Though the Supreme Court already moved forward with the appeal and heard the oral arguments, the Biden administration’s officials have argued that the case is not ready for any court action since the EPA has not yet even put regulations into place for limiting carbon emissions from power plants, Axios reported.

Even though the agency has not yet released new rules, Chief Justice John Roberts noted during arguments that the case is still valid.

“I gather the position would be it’s — just because there’s no regulation doesn’t mean we’re happy. They would like regulation according to their particular perspective. They’d like good regulation, which they think they had with ACE, and now they don’t have it. Again, why isn’t that a justiciable injury? Roberts questioned during oral arguments.

According to Robert Percival, a law professor at the University of Maryland, while Roberts claimed it was a justiciable case, any court ruling at this point would simply be an advisory opinion from the court.

In other SCOTUS news, a Mississippi law aimed at banning abortions after 15 weeks is also being reviewed in the Supreme Court.

At a hearing, Justice Clarence Thomas posed a highly potent question that should concern pro-abortion liberals.

”Does a mother have a right to ingest drugs and harm a pre-viable baby? Can the state bring child neglect charges against the mother?“ he inquired.

The lawyer for Jackson Women’s Health Organization, the organization that wants the law overturned, stated: “That’s not what this case is about, but a woman has a right to make choices about her body.”

The deciding vote might come from Chief Justice John Roberts and Justice Brett Kavanaugh.

CNN reported that Roberts and Kavanaugh may be seeking a compromise, where they won’t completely overturn Roe v Wade:

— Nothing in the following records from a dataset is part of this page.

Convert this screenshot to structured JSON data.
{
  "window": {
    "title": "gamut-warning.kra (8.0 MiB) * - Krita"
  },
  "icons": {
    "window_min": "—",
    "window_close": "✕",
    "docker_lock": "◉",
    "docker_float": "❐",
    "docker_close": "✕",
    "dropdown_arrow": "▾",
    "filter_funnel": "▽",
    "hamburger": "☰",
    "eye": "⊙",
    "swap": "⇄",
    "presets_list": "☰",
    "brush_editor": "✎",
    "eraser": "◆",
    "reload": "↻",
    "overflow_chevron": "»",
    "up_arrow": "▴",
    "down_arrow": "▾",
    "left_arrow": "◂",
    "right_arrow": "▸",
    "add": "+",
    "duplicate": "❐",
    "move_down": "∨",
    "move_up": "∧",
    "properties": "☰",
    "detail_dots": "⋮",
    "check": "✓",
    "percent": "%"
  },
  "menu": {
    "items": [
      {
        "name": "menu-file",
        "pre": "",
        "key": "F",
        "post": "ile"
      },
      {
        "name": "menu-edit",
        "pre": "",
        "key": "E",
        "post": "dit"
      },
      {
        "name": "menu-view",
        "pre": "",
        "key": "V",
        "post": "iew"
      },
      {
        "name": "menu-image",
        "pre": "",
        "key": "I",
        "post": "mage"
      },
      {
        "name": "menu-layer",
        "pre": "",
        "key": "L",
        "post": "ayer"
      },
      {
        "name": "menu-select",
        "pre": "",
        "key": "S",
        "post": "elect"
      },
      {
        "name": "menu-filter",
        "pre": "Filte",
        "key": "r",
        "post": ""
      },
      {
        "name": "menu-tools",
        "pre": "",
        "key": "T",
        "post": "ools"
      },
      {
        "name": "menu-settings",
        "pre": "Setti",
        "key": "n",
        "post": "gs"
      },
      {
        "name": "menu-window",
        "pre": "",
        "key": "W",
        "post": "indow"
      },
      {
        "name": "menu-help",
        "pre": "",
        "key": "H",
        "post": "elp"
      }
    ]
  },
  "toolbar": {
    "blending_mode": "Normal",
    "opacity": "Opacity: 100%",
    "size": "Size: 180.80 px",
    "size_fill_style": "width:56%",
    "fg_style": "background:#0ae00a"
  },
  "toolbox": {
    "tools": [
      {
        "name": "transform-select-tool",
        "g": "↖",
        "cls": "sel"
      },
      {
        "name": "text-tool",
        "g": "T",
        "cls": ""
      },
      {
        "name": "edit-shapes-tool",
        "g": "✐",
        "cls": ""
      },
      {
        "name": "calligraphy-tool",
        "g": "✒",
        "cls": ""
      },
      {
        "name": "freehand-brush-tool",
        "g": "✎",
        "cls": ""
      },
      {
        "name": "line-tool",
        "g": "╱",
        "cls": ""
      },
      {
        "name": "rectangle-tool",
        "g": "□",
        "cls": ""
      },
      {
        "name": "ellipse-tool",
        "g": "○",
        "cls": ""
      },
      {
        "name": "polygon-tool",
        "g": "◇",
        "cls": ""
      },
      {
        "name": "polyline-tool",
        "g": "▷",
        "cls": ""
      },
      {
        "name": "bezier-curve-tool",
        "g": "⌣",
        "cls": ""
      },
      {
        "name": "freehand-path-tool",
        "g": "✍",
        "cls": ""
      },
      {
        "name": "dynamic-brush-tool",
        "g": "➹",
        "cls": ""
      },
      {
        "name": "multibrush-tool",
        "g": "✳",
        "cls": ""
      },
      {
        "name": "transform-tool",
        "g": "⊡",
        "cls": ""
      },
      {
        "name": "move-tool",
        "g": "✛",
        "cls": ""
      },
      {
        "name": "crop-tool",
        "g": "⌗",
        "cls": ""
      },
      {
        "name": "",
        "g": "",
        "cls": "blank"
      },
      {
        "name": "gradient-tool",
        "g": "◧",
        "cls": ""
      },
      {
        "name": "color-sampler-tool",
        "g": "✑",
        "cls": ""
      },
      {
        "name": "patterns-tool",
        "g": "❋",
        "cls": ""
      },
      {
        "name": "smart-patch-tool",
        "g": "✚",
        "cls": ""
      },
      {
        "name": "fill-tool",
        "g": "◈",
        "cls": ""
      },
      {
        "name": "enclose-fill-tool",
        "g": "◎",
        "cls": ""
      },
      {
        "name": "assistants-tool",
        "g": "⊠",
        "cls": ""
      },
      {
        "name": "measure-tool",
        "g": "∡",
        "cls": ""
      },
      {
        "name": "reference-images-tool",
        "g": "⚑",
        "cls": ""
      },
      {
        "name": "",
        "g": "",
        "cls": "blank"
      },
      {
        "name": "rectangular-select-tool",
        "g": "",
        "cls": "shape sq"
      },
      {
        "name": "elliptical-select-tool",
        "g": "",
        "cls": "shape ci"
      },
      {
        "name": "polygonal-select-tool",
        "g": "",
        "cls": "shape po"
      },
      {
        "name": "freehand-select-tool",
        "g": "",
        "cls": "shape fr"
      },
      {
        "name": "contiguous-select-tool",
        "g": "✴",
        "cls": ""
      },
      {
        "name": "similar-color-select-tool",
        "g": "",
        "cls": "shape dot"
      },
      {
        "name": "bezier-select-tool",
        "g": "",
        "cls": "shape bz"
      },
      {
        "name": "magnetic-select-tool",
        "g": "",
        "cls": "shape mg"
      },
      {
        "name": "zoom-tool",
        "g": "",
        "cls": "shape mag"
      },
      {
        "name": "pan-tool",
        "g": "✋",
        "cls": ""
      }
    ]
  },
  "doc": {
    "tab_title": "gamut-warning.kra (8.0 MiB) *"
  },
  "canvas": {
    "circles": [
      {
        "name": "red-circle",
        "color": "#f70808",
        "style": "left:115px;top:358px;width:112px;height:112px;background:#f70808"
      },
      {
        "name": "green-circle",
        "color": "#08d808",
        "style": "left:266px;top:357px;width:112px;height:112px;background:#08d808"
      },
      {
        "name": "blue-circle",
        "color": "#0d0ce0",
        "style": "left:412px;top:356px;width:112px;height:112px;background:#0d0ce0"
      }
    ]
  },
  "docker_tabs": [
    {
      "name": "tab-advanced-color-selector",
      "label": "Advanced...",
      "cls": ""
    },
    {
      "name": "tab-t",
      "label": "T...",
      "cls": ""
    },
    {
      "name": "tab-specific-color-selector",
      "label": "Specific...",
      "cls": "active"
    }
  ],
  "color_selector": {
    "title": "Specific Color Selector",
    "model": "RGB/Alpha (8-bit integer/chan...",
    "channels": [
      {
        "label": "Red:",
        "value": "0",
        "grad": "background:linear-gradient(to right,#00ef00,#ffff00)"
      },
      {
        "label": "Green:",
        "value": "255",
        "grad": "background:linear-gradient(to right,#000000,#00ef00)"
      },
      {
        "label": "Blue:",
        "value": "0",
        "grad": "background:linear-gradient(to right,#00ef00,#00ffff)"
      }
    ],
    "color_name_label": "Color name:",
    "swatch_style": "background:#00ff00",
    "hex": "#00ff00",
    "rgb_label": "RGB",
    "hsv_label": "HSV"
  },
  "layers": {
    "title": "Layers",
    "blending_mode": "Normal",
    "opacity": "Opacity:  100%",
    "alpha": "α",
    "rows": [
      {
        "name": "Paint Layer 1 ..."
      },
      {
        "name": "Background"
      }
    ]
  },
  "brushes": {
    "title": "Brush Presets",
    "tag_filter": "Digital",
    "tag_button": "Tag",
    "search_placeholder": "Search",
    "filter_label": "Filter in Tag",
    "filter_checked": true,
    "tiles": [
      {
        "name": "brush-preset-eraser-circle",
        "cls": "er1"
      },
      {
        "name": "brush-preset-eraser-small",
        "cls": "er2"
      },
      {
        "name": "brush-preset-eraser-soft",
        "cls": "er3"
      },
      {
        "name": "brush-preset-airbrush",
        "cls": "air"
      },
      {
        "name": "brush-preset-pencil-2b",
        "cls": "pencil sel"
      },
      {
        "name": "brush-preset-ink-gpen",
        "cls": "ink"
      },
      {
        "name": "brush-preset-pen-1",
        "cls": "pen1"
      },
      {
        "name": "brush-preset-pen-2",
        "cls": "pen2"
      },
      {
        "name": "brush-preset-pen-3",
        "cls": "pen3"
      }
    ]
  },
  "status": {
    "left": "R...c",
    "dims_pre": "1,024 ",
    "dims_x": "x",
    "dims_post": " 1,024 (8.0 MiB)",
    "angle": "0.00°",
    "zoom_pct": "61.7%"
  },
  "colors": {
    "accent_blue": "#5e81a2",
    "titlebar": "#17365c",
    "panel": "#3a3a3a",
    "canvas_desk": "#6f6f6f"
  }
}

Roberts suggested the court could look at Mississippi’s 15-week law as a new viability standard, rather than Roe and Casey, which is over 20 weeks. And Kavanaugh, meanwhile, has asked to confirm that Mississippi isn’t asking the court to outright prohibit abortion, a way to say it’s not overturning Roe while limiting access.

Join Our Telegram Chanel Here: Donald Trump News

Justice Brett Kavanaugh asked a question that seems aimed at the arguments made by abortion-rights advocates that a decision overturning Roe v. Wade would be a step towards the Supreme Court eventually issuing a decision that would outlaw abortion nationwide.

Mississippi is arguing that the Constitution is silent or neutral on the abortion question. Kavanaugh asked Stewart to confirm, which he did.

Kavanaugh suggested that a majority of states – or at least many states – would maintain abortion access.

“The Constitution is neither pro-life nor pro-choice … and leaves the issue to the people to resolve in the democratic process,” Kavanaugh explained.